_Data for analysis_:
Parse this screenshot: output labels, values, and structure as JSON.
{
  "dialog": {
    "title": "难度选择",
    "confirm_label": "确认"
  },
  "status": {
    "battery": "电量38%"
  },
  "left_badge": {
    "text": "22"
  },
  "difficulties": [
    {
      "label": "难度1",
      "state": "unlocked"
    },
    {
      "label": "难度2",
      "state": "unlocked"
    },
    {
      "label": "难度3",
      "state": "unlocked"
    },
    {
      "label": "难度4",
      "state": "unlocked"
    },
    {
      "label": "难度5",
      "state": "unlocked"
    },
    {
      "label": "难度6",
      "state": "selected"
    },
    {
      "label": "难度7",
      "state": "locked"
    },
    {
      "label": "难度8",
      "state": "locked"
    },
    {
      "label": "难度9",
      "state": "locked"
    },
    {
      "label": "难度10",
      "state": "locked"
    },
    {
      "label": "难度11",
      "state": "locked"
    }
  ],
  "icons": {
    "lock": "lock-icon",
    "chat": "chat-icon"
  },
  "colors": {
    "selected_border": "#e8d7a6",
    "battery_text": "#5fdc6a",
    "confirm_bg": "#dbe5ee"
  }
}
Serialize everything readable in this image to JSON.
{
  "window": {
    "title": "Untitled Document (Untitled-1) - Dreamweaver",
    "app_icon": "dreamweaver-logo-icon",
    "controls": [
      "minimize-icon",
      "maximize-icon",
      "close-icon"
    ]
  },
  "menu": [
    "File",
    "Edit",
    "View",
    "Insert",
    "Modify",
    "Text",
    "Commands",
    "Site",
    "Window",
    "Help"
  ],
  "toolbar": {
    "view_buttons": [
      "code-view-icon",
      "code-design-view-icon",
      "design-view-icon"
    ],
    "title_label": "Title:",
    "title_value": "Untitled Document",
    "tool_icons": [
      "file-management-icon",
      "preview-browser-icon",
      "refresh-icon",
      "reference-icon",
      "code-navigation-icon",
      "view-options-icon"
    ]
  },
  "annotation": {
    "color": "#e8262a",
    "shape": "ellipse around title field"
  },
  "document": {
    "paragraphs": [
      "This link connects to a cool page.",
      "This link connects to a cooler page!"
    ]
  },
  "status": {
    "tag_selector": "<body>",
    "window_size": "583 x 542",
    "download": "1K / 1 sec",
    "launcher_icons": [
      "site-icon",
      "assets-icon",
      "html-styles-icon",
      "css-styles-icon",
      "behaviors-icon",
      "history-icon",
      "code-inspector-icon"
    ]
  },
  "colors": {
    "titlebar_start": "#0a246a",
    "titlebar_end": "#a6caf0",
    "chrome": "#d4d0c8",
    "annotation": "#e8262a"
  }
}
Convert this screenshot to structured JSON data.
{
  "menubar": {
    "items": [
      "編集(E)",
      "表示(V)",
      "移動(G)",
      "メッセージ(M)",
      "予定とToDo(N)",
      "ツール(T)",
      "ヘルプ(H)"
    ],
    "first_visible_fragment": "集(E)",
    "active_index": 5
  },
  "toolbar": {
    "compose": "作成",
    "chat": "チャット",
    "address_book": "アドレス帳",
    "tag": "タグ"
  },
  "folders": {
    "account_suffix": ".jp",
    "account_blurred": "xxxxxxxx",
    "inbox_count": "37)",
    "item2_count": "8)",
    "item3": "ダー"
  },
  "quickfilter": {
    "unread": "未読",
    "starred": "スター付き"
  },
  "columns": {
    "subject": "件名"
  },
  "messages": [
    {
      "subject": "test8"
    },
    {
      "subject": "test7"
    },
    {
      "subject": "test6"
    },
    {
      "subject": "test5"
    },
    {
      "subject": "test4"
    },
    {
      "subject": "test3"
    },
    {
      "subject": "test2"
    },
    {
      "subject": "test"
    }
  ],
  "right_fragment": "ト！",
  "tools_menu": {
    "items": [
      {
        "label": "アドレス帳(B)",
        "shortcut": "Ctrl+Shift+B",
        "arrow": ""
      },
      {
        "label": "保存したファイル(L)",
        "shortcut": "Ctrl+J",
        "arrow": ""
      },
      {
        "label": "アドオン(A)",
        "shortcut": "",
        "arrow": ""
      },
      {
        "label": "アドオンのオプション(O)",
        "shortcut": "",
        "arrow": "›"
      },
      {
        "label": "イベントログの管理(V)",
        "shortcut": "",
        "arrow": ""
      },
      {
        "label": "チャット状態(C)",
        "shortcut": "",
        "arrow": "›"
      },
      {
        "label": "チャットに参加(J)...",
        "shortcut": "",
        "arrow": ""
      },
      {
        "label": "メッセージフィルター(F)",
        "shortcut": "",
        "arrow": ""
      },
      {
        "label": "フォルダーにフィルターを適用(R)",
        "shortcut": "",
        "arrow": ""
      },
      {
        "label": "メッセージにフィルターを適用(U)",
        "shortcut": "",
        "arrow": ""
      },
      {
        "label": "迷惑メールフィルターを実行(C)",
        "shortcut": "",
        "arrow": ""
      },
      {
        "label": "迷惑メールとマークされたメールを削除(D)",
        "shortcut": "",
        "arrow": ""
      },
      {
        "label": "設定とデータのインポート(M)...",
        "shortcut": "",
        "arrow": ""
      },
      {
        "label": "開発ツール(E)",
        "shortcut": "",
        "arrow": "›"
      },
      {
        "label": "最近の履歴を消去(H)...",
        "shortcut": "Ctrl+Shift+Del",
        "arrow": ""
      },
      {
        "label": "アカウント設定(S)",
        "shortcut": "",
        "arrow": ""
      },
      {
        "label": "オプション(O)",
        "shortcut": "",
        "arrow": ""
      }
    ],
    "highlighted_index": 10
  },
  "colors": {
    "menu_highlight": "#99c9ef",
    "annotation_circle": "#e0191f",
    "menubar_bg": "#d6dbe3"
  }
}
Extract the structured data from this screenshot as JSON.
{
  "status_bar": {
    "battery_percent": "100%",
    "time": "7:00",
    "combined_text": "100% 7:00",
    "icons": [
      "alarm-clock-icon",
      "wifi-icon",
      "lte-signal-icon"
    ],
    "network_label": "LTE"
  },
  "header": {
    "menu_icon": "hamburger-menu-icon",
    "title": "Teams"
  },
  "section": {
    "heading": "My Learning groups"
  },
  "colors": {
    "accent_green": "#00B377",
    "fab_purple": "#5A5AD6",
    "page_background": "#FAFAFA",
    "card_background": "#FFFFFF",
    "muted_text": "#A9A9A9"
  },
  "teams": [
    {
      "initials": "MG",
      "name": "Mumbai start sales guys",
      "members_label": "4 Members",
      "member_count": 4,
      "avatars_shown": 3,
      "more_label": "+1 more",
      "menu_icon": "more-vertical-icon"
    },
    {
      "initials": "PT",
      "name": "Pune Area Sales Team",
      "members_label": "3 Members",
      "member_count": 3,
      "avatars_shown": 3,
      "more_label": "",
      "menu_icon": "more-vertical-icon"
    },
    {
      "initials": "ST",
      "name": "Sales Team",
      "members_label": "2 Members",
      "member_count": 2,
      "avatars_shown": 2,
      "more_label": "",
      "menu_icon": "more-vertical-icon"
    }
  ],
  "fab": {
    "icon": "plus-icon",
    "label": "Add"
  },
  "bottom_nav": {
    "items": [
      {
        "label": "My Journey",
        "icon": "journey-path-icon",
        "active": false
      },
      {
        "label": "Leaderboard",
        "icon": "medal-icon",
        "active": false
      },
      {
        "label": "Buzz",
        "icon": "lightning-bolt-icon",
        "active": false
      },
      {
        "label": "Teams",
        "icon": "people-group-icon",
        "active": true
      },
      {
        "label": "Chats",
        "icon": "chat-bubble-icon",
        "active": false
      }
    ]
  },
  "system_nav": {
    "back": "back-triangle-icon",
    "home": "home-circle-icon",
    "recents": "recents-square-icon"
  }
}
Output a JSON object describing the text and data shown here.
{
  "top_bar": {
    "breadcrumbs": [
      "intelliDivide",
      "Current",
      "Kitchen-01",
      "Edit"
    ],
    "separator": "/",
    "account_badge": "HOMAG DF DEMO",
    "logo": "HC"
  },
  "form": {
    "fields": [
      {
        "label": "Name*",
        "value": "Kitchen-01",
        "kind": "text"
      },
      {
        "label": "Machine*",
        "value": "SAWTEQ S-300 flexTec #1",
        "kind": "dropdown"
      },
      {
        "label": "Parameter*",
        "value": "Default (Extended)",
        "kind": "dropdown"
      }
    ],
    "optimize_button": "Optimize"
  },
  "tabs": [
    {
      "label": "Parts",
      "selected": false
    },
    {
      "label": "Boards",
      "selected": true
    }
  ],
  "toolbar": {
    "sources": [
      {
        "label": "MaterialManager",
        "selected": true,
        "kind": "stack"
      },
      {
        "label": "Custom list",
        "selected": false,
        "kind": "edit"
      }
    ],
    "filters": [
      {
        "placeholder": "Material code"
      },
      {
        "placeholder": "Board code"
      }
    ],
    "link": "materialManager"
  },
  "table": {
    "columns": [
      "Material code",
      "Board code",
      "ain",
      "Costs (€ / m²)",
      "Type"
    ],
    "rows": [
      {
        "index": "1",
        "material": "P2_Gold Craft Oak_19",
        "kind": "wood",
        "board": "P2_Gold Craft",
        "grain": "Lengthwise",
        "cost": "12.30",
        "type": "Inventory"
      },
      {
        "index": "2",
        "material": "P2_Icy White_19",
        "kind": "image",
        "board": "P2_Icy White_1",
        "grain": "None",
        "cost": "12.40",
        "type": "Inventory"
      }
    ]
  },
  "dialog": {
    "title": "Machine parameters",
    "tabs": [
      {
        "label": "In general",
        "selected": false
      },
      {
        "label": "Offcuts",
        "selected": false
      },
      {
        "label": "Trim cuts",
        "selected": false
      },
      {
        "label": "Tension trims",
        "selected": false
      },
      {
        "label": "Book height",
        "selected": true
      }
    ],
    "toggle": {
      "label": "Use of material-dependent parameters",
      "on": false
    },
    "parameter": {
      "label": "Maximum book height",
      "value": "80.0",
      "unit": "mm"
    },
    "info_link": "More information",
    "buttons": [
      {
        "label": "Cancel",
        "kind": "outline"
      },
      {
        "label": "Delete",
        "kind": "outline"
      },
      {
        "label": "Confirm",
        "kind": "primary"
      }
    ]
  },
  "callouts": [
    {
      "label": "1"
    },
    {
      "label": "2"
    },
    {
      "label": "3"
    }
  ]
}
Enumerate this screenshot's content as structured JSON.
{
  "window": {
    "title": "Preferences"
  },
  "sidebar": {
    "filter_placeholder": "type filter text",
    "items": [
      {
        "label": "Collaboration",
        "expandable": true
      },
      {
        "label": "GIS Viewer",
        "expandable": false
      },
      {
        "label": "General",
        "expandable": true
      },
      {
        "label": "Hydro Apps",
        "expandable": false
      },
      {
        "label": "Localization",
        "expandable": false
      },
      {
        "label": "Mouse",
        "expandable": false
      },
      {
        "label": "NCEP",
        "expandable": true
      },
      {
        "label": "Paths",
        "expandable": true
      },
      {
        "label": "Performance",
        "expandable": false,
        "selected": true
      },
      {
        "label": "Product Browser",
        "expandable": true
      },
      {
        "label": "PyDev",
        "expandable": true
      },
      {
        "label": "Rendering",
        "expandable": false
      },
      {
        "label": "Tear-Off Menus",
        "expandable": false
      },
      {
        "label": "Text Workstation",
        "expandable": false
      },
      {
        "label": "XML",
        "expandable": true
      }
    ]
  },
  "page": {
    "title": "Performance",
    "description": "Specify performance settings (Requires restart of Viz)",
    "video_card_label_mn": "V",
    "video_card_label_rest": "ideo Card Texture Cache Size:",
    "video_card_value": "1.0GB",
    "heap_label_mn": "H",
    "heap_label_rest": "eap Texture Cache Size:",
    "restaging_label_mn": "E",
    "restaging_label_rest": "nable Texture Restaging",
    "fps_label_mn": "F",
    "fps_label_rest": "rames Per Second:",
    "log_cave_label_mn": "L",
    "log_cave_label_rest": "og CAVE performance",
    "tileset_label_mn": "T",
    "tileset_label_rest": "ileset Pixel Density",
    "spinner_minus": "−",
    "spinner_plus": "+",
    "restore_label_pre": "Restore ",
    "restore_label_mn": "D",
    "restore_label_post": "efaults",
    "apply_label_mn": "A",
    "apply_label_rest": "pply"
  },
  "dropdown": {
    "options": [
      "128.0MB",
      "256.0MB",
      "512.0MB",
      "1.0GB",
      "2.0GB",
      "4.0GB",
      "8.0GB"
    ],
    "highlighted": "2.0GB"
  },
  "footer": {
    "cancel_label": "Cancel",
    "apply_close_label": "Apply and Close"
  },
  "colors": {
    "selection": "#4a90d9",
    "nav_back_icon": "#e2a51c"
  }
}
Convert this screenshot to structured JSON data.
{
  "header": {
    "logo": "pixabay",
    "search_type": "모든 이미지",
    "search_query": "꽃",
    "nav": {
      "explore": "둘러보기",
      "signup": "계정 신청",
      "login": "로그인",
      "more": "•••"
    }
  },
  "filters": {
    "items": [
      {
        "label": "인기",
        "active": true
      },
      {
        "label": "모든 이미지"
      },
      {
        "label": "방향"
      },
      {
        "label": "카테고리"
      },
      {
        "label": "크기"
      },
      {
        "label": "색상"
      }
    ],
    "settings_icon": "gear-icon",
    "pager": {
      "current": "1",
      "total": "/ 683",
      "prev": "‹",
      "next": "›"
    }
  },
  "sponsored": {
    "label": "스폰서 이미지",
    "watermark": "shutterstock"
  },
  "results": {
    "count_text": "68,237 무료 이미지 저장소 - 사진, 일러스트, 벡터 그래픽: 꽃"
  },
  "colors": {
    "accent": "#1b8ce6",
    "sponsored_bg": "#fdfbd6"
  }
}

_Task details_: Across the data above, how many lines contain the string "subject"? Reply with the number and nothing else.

_Solution to this exercise_: 9